What to do:
The answer must be an exact printing of every record below, with the pictures omitted.

Records for the exercise:

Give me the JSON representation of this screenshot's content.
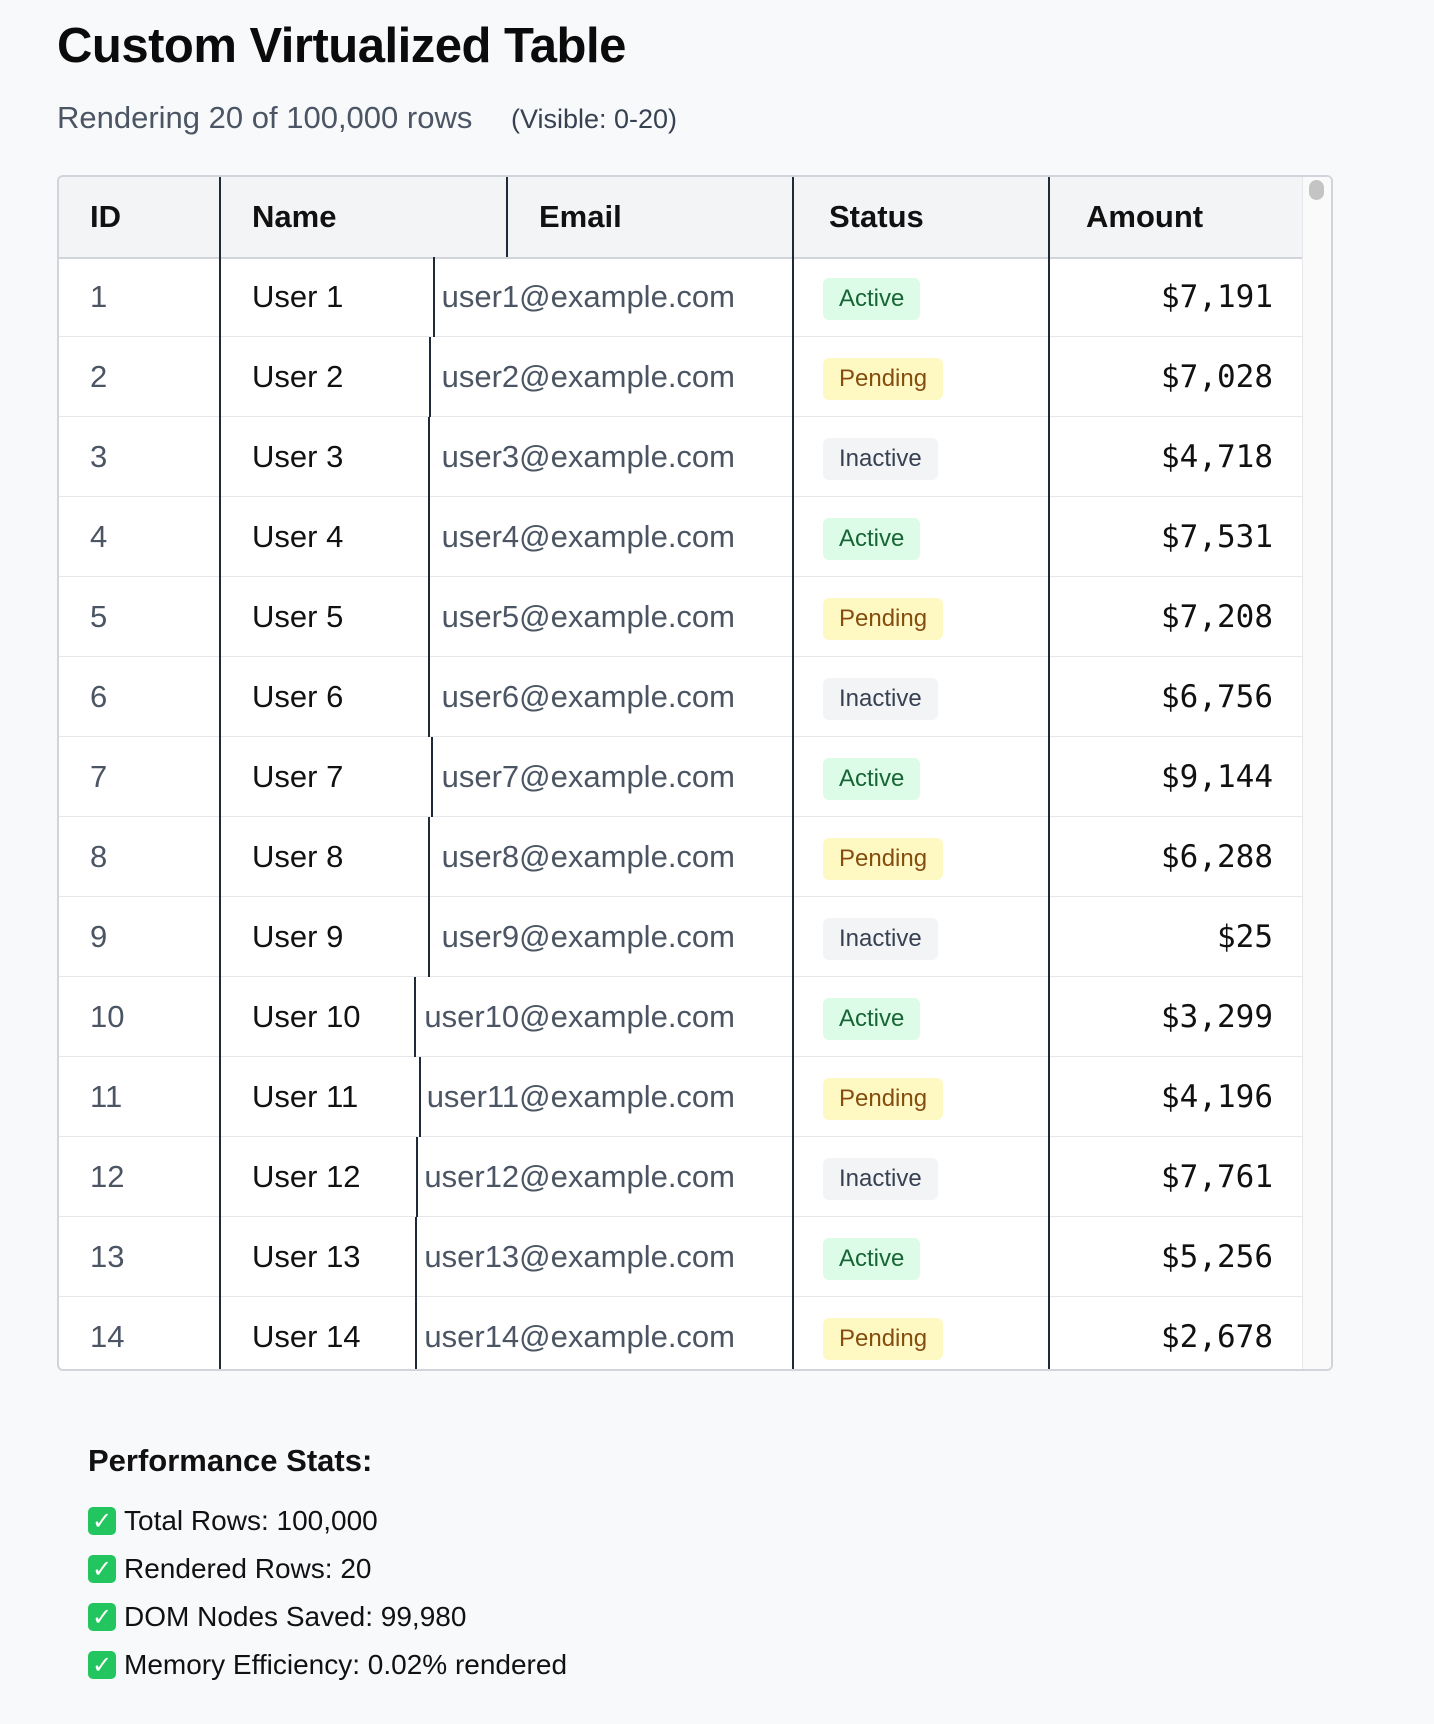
{
  "page": {
    "title": "Custom Virtualized Table",
    "subtitle": "Rendering 20 of 100,000 rows",
    "visible_range": "(Visible: 0-20)"
  },
  "table": {
    "columns": [
      "ID",
      "Name",
      "Email",
      "Status",
      "Amount"
    ],
    "rows": [
      {
        "id": "1",
        "name": "User 1",
        "email": "user1@example.com",
        "status": "Active",
        "amount": "$7,191"
      },
      {
        "id": "2",
        "name": "User 2",
        "email": "user2@example.com",
        "status": "Pending",
        "amount": "$7,028"
      },
      {
        "id": "3",
        "name": "User 3",
        "email": "user3@example.com",
        "status": "Inactive",
        "amount": "$4,718"
      },
      {
        "id": "4",
        "name": "User 4",
        "email": "user4@example.com",
        "status": "Active",
        "amount": "$7,531"
      },
      {
        "id": "5",
        "name": "User 5",
        "email": "user5@example.com",
        "status": "Pending",
        "amount": "$7,208"
      },
      {
        "id": "6",
        "name": "User 6",
        "email": "user6@example.com",
        "status": "Inactive",
        "amount": "$6,756"
      },
      {
        "id": "7",
        "name": "User 7",
        "email": "user7@example.com",
        "status": "Active",
        "amount": "$9,144"
      },
      {
        "id": "8",
        "name": "User 8",
        "email": "user8@example.com",
        "status": "Pending",
        "amount": "$6,288"
      },
      {
        "id": "9",
        "name": "User 9",
        "email": "user9@example.com",
        "status": "Inactive",
        "amount": "$25"
      },
      {
        "id": "10",
        "name": "User 10",
        "email": "user10@example.com",
        "status": "Active",
        "amount": "$3,299"
      },
      {
        "id": "11",
        "name": "User 11",
        "email": "user11@example.com",
        "status": "Pending",
        "amount": "$4,196"
      },
      {
        "id": "12",
        "name": "User 12",
        "email": "user12@example.com",
        "status": "Inactive",
        "amount": "$7,761"
      },
      {
        "id": "13",
        "name": "User 13",
        "email": "user13@example.com",
        "status": "Active",
        "amount": "$5,256"
      },
      {
        "id": "14",
        "name": "User 14",
        "email": "user14@example.com",
        "status": "Pending",
        "amount": "$2,678"
      }
    ]
  },
  "stats": {
    "title": "Performance Stats:",
    "items": [
      "Total Rows: 100,000",
      "Rendered Rows: 20",
      "DOM Nodes Saved: 99,980",
      "Memory Efficiency: 0.02% rendered"
    ]
  },
  "colors": {
    "active_bg": "#dcfce7",
    "active_text": "#166534",
    "pending_bg": "#fef9c3",
    "pending_text": "#854d0e",
    "inactive_bg": "#f3f4f6",
    "inactive_text": "#374151",
    "check_green": "#22c55e"
  },
  "icons": {
    "stat_check": "check-mark-icon"
  }
}
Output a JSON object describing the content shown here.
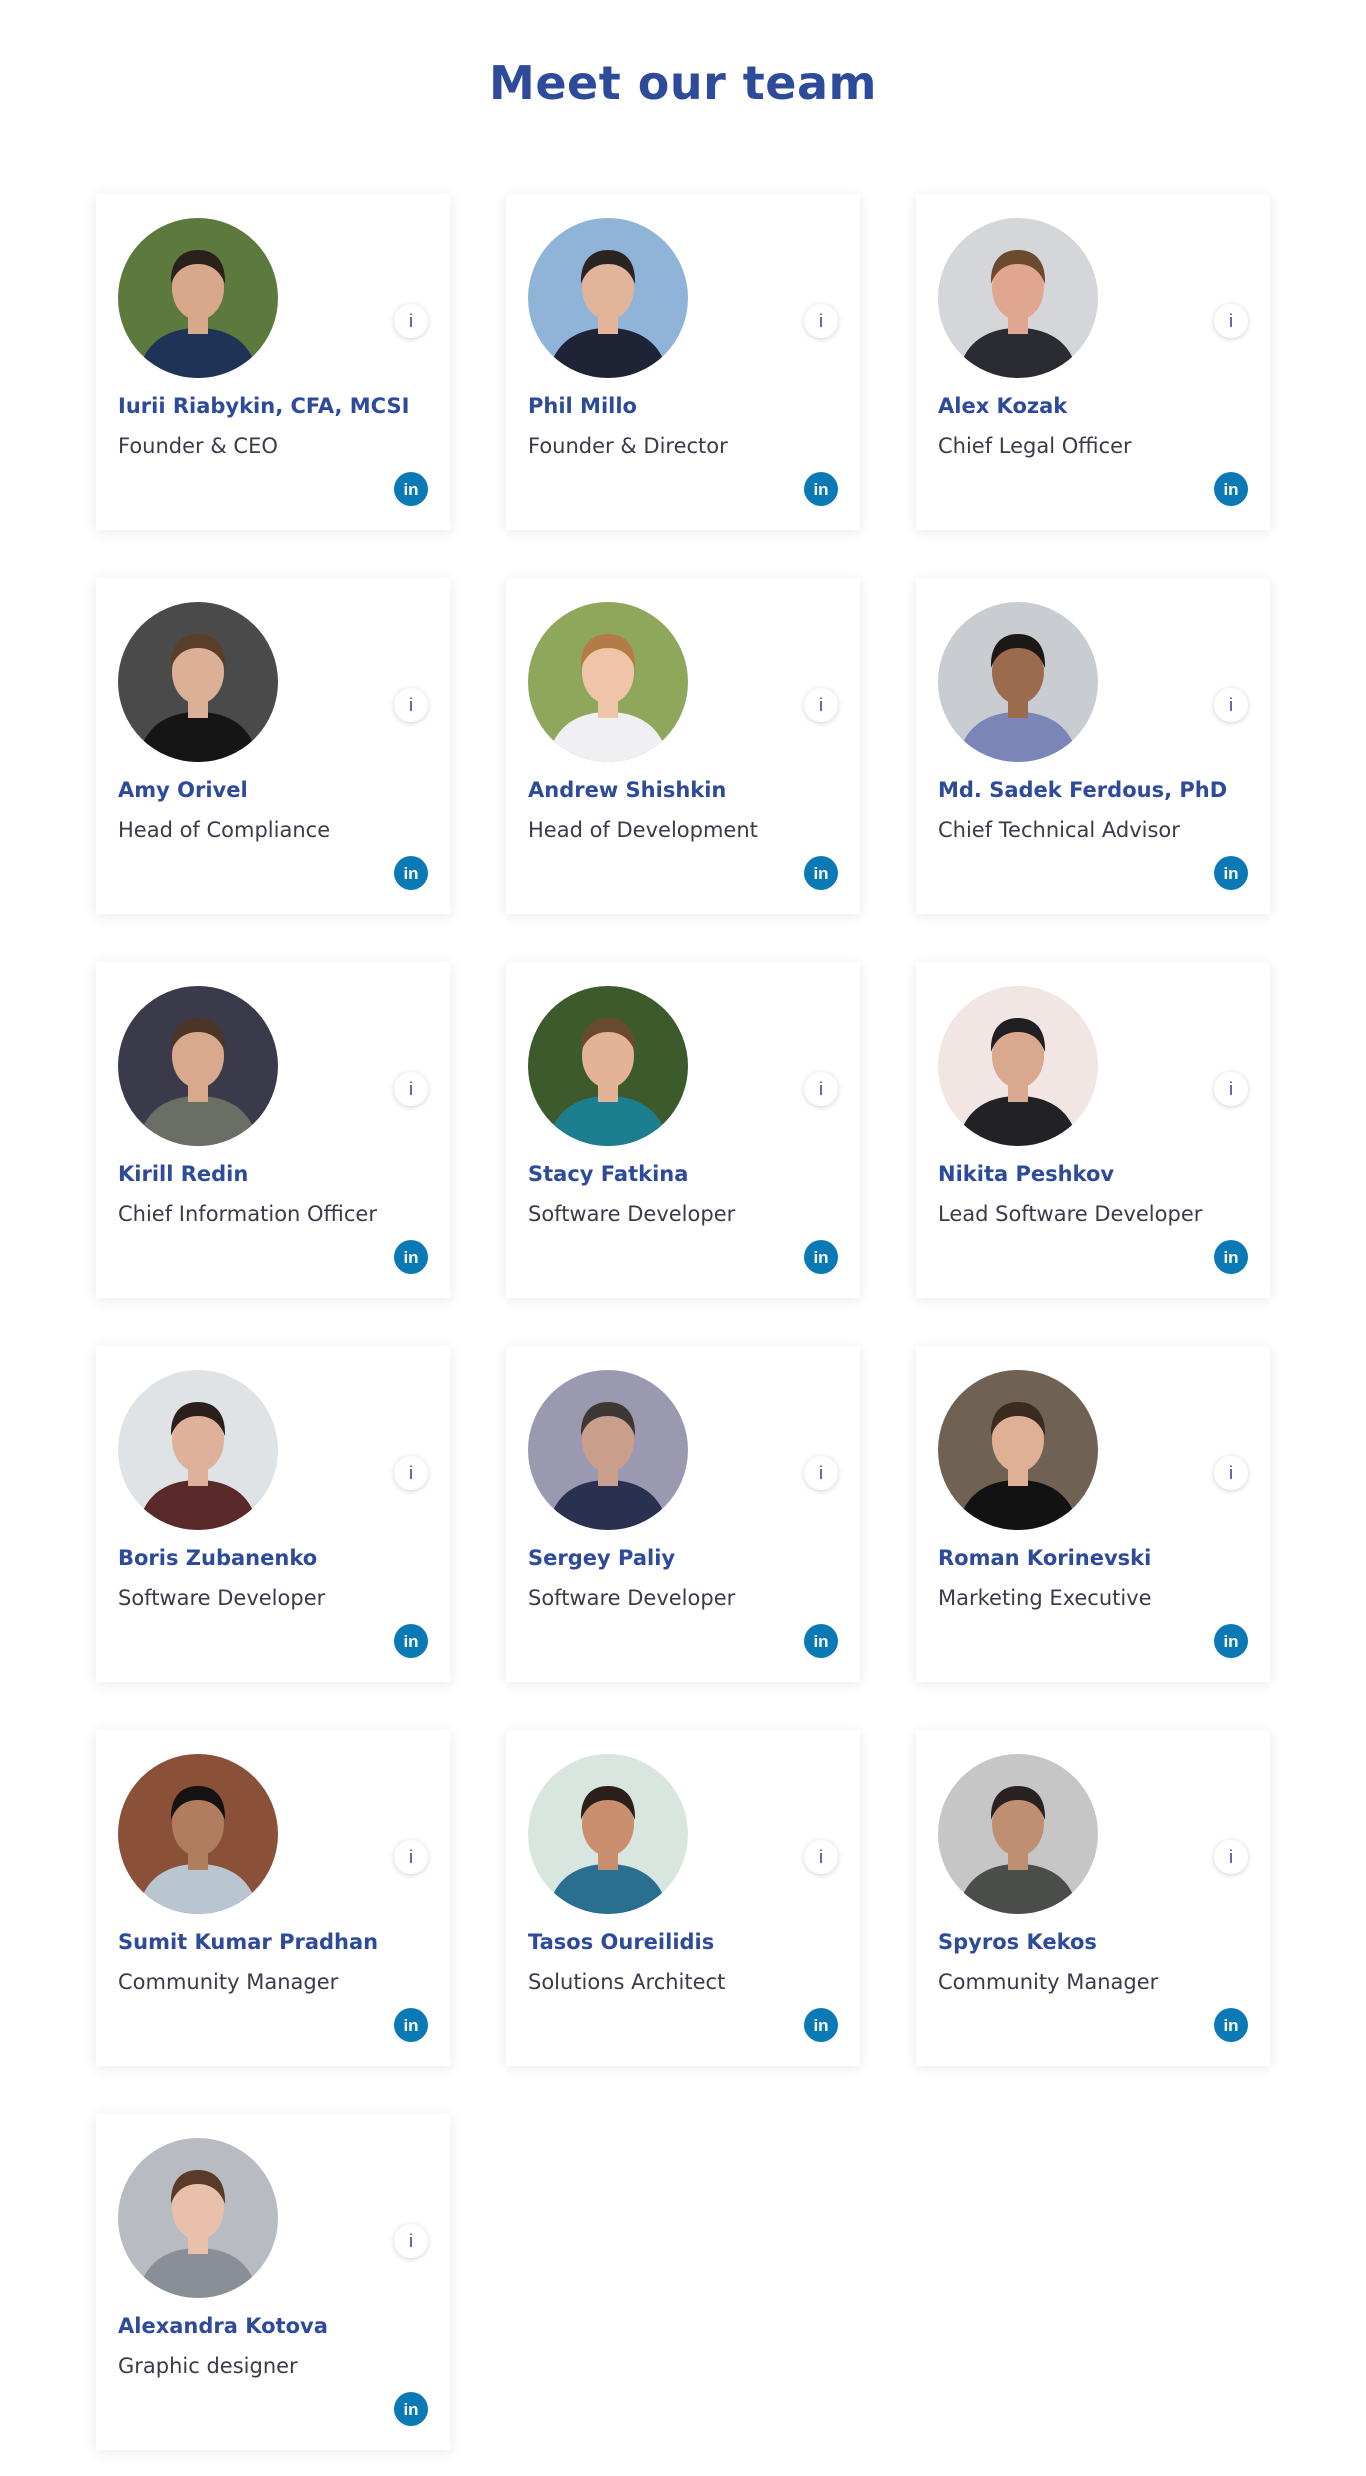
{
  "title": "Meet our team",
  "info_icon": "i",
  "linkedin_icon": "in",
  "colors": {
    "accent": "#2e4b9b",
    "text": "#3a3a4a",
    "linkedin": "#0a79b5"
  },
  "members": [
    {
      "name": "Iurii Riabykin, CFA, MCSI",
      "role": "Founder & CEO",
      "photo": {
        "bg": "#5d7a3e",
        "skin": "#d9a88b",
        "hair": "#2b211c",
        "shirt": "#1f3357"
      }
    },
    {
      "name": "Phil Millo",
      "role": "Founder & Director",
      "photo": {
        "bg": "#8fb4d8",
        "skin": "#e2b49a",
        "hair": "#2a2523",
        "shirt": "#1e2436"
      }
    },
    {
      "name": "Alex Kozak",
      "role": "Chief Legal Officer",
      "photo": {
        "bg": "#d4d6da",
        "skin": "#e0a690",
        "hair": "#6b4a2e",
        "shirt": "#2b2b33"
      }
    },
    {
      "name": "Amy Orivel",
      "role": "Head of Compliance",
      "photo": {
        "bg": "#4a4a4a",
        "skin": "#dcb097",
        "hair": "#5a3e2a",
        "shirt": "#151515"
      }
    },
    {
      "name": "Andrew Shishkin",
      "role": "Head of Development",
      "photo": {
        "bg": "#8ea75b",
        "skin": "#efc4a8",
        "hair": "#b37b45",
        "shirt": "#f0f0f2"
      }
    },
    {
      "name": "Md. Sadek Ferdous, PhD",
      "role": "Chief Technical Advisor",
      "photo": {
        "bg": "#c9cdd2",
        "skin": "#9c6b4e",
        "hair": "#1c1816",
        "shirt": "#7a86b8"
      }
    },
    {
      "name": "Kirill Redin",
      "role": "Chief Information Officer",
      "photo": {
        "bg": "#3b3a4a",
        "skin": "#d8a98c",
        "hair": "#4a3526",
        "shirt": "#6b6e64"
      }
    },
    {
      "name": "Stacy Fatkina",
      "role": "Software Developer",
      "photo": {
        "bg": "#3d5a2c",
        "skin": "#e3b396",
        "hair": "#6a4a2e",
        "shirt": "#1c7e8e"
      }
    },
    {
      "name": "Nikita Peshkov",
      "role": "Lead Software Developer",
      "photo": {
        "bg": "#f1e6e3",
        "skin": "#d9a88e",
        "hair": "#1f1f24",
        "shirt": "#222226"
      }
    },
    {
      "name": "Boris Zubanenko",
      "role": "Software Developer",
      "photo": {
        "bg": "#dfe3e6",
        "skin": "#dfb09a",
        "hair": "#2a1f1b",
        "shirt": "#5a2a2a"
      }
    },
    {
      "name": "Sergey Paliy",
      "role": "Software Developer",
      "photo": {
        "bg": "#9a99b0",
        "skin": "#caa08c",
        "hair": "#3e3834",
        "shirt": "#2a3050"
      }
    },
    {
      "name": "Roman Korinevski",
      "role": "Marketing Executive",
      "photo": {
        "bg": "#6f6253",
        "skin": "#e0b096",
        "hair": "#3a2a20",
        "shirt": "#121212"
      }
    },
    {
      "name": "Sumit Kumar Pradhan",
      "role": "Community Manager",
      "photo": {
        "bg": "#8a5038",
        "skin": "#b07d5e",
        "hair": "#141212",
        "shirt": "#b9c5d1"
      }
    },
    {
      "name": "Tasos Oureilidis",
      "role": "Solutions Architect",
      "photo": {
        "bg": "#d8e6df",
        "skin": "#c98e6e",
        "hair": "#2b2019",
        "shirt": "#2a6f8f"
      }
    },
    {
      "name": "Spyros Kekos",
      "role": "Community Manager",
      "photo": {
        "bg": "#c6c6c6",
        "skin": "#c08f72",
        "hair": "#2a2220",
        "shirt": "#4a4d4a"
      }
    },
    {
      "name": "Alexandra Kotova",
      "role": "Graphic designer",
      "photo": {
        "bg": "#b8bcc2",
        "skin": "#e9c0ab",
        "hair": "#5a3a28",
        "shirt": "#8a8e96"
      }
    }
  ]
}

Solution:
Give me the JSON representation of this screenshot's content.
{
  "page": {
    "title": "Custom Virtualized Table",
    "subtitle": "Rendering 20 of 100,000 rows",
    "visible_range": "(Visible: 0-20)"
  },
  "table": {
    "columns": [
      "ID",
      "Name",
      "Email",
      "Status",
      "Amount"
    ],
    "rows": [
      {
        "id": "1",
        "name": "User 1",
        "email": "user1@example.com",
        "status": "Active",
        "amount": "$7,191"
      },
      {
        "id": "2",
        "name": "User 2",
        "email": "user2@example.com",
        "status": "Pending",
        "amount": "$7,028"
      },
      {
        "id": "3",
        "name": "User 3",
        "email": "user3@example.com",
        "status": "Inactive",
        "amount": "$4,718"
      },
      {
        "id": "4",
        "name": "User 4",
        "email": "user4@example.com",
        "status": "Active",
        "amount": "$7,531"
      },
      {
        "id": "5",
        "name": "User 5",
        "email": "user5@example.com",
        "status": "Pending",
        "amount": "$7,208"
      },
      {
        "id": "6",
        "name": "User 6",
        "email": "user6@example.com",
        "status": "Inactive",
        "amount": "$6,756"
      },
      {
        "id": "7",
        "name": "User 7",
        "email": "user7@example.com",
        "status": "Active",
        "amount": "$9,144"
      },
      {
        "id": "8",
        "name": "User 8",
        "email": "user8@example.com",
        "status": "Pending",
        "amount": "$6,288"
      },
      {
        "id": "9",
        "name": "User 9",
        "email": "user9@example.com",
        "status": "Inactive",
        "amount": "$25"
      },
      {
        "id": "10",
        "name": "User 10",
        "email": "user10@example.com",
        "status": "Active",
        "amount": "$3,299"
      },
      {
        "id": "11",
        "name": "User 11",
        "email": "user11@example.com",
        "status": "Pending",
        "amount": "$4,196"
      },
      {
        "id": "12",
        "name": "User 12",
        "email": "user12@example.com",
        "status": "Inactive",
        "amount": "$7,761"
      },
      {
        "id": "13",
        "name": "User 13",
        "email": "user13@example.com",
        "status": "Active",
        "amount": "$5,256"
      },
      {
        "id": "14",
        "name": "User 14",
        "email": "user14@example.com",
        "status": "Pending",
        "amount": "$2,678"
      }
    ]
  },
  "stats": {
    "title": "Performance Stats:",
    "items": [
      "Total Rows: 100,000",
      "Rendered Rows: 20",
      "DOM Nodes Saved: 99,980",
      "Memory Efficiency: 0.02% rendered"
    ]
  },
  "colors": {
    "active_bg": "#dcfce7",
    "active_text": "#166534",
    "pending_bg": "#fef9c3",
    "pending_text": "#854d0e",
    "inactive_bg": "#f3f4f6",
    "inactive_text": "#374151",
    "check_green": "#22c55e"
  },
  "icons": {
    "stat_check": "check-mark-icon"
  }
}
Output a JSON object describing the content shown here.
{
  "title": "Meet our team",
  "info_icon": "i",
  "linkedin_icon": "in",
  "colors": {
    "accent": "#2e4b9b",
    "text": "#3a3a4a",
    "linkedin": "#0a79b5"
  },
  "members": [
    {
      "name": "Iurii Riabykin, CFA, MCSI",
      "role": "Founder & CEO",
      "photo": {
        "bg": "#5d7a3e",
        "skin": "#d9a88b",
        "hair": "#2b211c",
        "shirt": "#1f3357"
      }
    },
    {
      "name": "Phil Millo",
      "role": "Founder & Director",
      "photo": {
        "bg": "#8fb4d8",
        "skin": "#e2b49a",
        "hair": "#2a2523",
        "shirt": "#1e2436"
      }
    },
    {
      "name": "Alex Kozak",
      "role": "Chief Legal Officer",
      "photo": {
        "bg": "#d4d6da",
        "skin": "#e0a690",
        "hair": "#6b4a2e",
        "shirt": "#2b2b33"
      }
    },
    {
      "name": "Amy Orivel",
      "role": "Head of Compliance",
      "photo": {
        "bg": "#4a4a4a",
        "skin": "#dcb097",
        "hair": "#5a3e2a",
        "shirt": "#151515"
      }
    },
    {
      "name": "Andrew Shishkin",
      "role": "Head of Development",
      "photo": {
        "bg": "#8ea75b",
        "skin": "#efc4a8",
        "hair": "#b37b45",
        "shirt": "#f0f0f2"
      }
    },
    {
      "name": "Md. Sadek Ferdous, PhD",
      "role": "Chief Technical Advisor",
      "photo": {
        "bg": "#c9cdd2",
        "skin": "#9c6b4e",
        "hair": "#1c1816",
        "shirt": "#7a86b8"
      }
    },
    {
      "name": "Kirill Redin",
      "role": "Chief Information Officer",
      "photo": {
        "bg": "#3b3a4a",
        "skin": "#d8a98c",
        "hair": "#4a3526",
        "shirt": "#6b6e64"
      }
    },
    {
      "name": "Stacy Fatkina",
      "role": "Software Developer",
      "photo": {
        "bg": "#3d5a2c",
        "skin": "#e3b396",
        "hair": "#6a4a2e",
        "shirt": "#1c7e8e"
      }
    },
    {
      "name": "Nikita Peshkov",
      "role": "Lead Software Developer",
      "photo": {
        "bg": "#f1e6e3",
        "skin": "#d9a88e",
        "hair": "#1f1f24",
        "shirt": "#222226"
      }
    },
    {
      "name": "Boris Zubanenko",
      "role": "Software Developer",
      "photo": {
        "bg": "#dfe3e6",
        "skin": "#dfb09a",
        "hair": "#2a1f1b",
        "shirt": "#5a2a2a"
      }
    },
    {
      "name": "Sergey Paliy",
      "role": "Software Developer",
      "photo": {
        "bg": "#9a99b0",
        "skin": "#caa08c",
        "hair": "#3e3834",
        "shirt": "#2a3050"
      }
    },
    {
      "name": "Roman Korinevski",
      "role": "Marketing Executive",
      "photo": {
        "bg": "#6f6253",
        "skin": "#e0b096",
        "hair": "#3a2a20",
        "shirt": "#121212"
      }
    },
    {
      "name": "Sumit Kumar Pradhan",
      "role": "Community Manager",
      "photo": {
        "bg": "#8a5038",
        "skin": "#b07d5e",
        "hair": "#141212",
        "shirt": "#b9c5d1"
      }
    },
    {
      "name": "Tasos Oureilidis",
      "role": "Solutions Architect",
      "photo": {
        "bg": "#d8e6df",
        "skin": "#c98e6e",
        "hair": "#2b2019",
        "shirt": "#2a6f8f"
      }
    },
    {
      "name": "Spyros Kekos",
      "role": "Community Manager",
      "photo": {
        "bg": "#c6c6c6",
        "skin": "#c08f72",
        "hair": "#2a2220",
        "shirt": "#4a4d4a"
      }
    },
    {
      "name": "Alexandra Kotova",
      "role": "Graphic designer",
      "photo": {
        "bg": "#b8bcc2",
        "skin": "#e9c0ab",
        "hair": "#5a3a28",
        "shirt": "#8a8e96"
      }
    }
  ]
}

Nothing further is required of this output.